Write each entry out once more, please, precisely as shown.

################

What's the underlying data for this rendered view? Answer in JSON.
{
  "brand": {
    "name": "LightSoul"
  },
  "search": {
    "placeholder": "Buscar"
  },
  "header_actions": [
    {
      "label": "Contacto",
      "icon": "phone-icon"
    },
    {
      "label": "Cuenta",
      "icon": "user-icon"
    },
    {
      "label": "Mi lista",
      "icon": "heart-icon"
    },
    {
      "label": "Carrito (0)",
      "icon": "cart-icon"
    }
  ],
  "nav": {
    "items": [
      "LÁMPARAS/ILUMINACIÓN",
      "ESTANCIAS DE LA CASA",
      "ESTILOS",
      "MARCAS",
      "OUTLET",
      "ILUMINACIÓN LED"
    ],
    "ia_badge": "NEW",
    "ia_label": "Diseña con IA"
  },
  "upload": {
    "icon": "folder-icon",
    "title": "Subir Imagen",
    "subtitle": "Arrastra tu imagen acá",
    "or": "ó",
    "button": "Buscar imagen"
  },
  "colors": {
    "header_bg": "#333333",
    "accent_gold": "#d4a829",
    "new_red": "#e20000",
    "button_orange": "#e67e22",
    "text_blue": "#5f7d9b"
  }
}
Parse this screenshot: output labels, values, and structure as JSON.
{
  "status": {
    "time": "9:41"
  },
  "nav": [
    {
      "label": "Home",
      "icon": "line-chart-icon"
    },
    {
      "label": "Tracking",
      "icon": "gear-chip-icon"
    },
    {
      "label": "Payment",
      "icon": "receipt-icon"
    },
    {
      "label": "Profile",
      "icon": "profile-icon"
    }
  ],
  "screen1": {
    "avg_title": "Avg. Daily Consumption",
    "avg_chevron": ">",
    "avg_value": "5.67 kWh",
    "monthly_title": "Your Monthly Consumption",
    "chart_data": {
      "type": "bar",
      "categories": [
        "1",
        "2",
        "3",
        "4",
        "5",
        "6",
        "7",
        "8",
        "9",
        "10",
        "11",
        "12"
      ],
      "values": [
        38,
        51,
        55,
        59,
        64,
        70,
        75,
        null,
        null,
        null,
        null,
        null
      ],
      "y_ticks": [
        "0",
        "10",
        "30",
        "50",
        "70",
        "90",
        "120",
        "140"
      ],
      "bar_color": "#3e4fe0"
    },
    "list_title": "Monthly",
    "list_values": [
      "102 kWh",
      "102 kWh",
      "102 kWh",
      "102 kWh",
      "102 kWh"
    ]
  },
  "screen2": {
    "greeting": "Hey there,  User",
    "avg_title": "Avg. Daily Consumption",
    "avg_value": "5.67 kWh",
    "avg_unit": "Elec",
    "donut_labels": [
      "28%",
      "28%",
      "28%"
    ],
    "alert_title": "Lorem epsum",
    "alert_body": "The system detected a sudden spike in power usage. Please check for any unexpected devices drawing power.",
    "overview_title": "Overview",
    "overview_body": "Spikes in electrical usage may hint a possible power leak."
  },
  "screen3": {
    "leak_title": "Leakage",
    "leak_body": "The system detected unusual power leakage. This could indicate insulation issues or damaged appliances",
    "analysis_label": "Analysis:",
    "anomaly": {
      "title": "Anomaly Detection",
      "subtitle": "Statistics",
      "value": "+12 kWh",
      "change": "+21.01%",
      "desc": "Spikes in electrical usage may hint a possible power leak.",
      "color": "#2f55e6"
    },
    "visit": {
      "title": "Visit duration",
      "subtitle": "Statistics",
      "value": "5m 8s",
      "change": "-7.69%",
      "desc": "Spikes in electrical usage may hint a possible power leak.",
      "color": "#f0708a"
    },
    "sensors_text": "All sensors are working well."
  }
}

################

_ANSWER FOR THE TASK_
What's the underlying data for this rendered view? Answer in JSON.
{
  "brand": {
    "name": "LightSoul"
  },
  "search": {
    "placeholder": "Buscar"
  },
  "header_actions": [
    {
      "label": "Contacto",
      "icon": "phone-icon"
    },
    {
      "label": "Cuenta",
      "icon": "user-icon"
    },
    {
      "label": "Mi lista",
      "icon": "heart-icon"
    },
    {
      "label": "Carrito (0)",
      "icon": "cart-icon"
    }
  ],
  "nav": {
    "items": [
      "LÁMPARAS/ILUMINACIÓN",
      "ESTANCIAS DE LA CASA",
      "ESTILOS",
      "MARCAS",
      "OUTLET",
      "ILUMINACIÓN LED"
    ],
    "ia_badge": "NEW",
    "ia_label": "Diseña con IA"
  },
  "upload": {
    "icon": "folder-icon",
    "title": "Subir Imagen",
    "subtitle": "Arrastra tu imagen acá",
    "or": "ó",
    "button": "Buscar imagen"
  },
  "colors": {
    "header_bg": "#333333",
    "accent_gold": "#d4a829",
    "new_red": "#e20000",
    "button_orange": "#e67e22",
    "text_blue": "#5f7d9b"
  }
}
Parse this screenshot: output labels, values, and structure as JSON.
{
  "status": {
    "time": "9:41"
  },
  "nav": [
    {
      "label": "Home",
      "icon": "line-chart-icon"
    },
    {
      "label": "Tracking",
      "icon": "gear-chip-icon"
    },
    {
      "label": "Payment",
      "icon": "receipt-icon"
    },
    {
      "label": "Profile",
      "icon": "profile-icon"
    }
  ],
  "screen1": {
    "avg_title": "Avg. Daily Consumption",
    "avg_chevron": ">",
    "avg_value": "5.67 kWh",
    "monthly_title": "Your Monthly Consumption",
    "chart_data": {
      "type": "bar",
      "categories": [
        "1",
        "2",
        "3",
        "4",
        "5",
        "6",
        "7",
        "8",
        "9",
        "10",
        "11",
        "12"
      ],
      "values": [
        38,
        51,
        55,
        59,
        64,
        70,
        75,
        null,
        null,
        null,
        null,
        null
      ],
      "y_ticks": [
        "0",
        "10",
        "30",
        "50",
        "70",
        "90",
        "120",
        "140"
      ],
      "bar_color": "#3e4fe0"
    },
    "list_title": "Monthly",
    "list_values": [
      "102 kWh",
      "102 kWh",
      "102 kWh",
      "102 kWh",
      "102 kWh"
    ]
  },
  "screen2": {
    "greeting": "Hey there,  User",
    "avg_title": "Avg. Daily Consumption",
    "avg_value": "5.67 kWh",
    "avg_unit": "Elec",
    "donut_labels": [
      "28%",
      "28%",
      "28%"
    ],
    "alert_title": "Lorem epsum",
    "alert_body": "The system detected a sudden spike in power usage. Please check for any unexpected devices drawing power.",
    "overview_title": "Overview",
    "overview_body": "Spikes in electrical usage may hint a possible power leak."
  },
  "screen3": {
    "leak_title": "Leakage",
    "leak_body": "The system detected unusual power leakage. This could indicate insulation issues or damaged appliances",
    "analysis_label": "Analysis:",
    "anomaly": {
      "title": "Anomaly Detection",
      "subtitle": "Statistics",
      "value": "+12 kWh",
      "change": "+21.01%",
      "desc": "Spikes in electrical usage may hint a possible power leak.",
      "color": "#2f55e6"
    },
    "visit": {
      "title": "Visit duration",
      "subtitle": "Statistics",
      "value": "5m 8s",
      "change": "-7.69%",
      "desc": "Spikes in electrical usage may hint a possible power leak.",
      "color": "#f0708a"
    },
    "sensors_text": "All sensors are working well."
  }
}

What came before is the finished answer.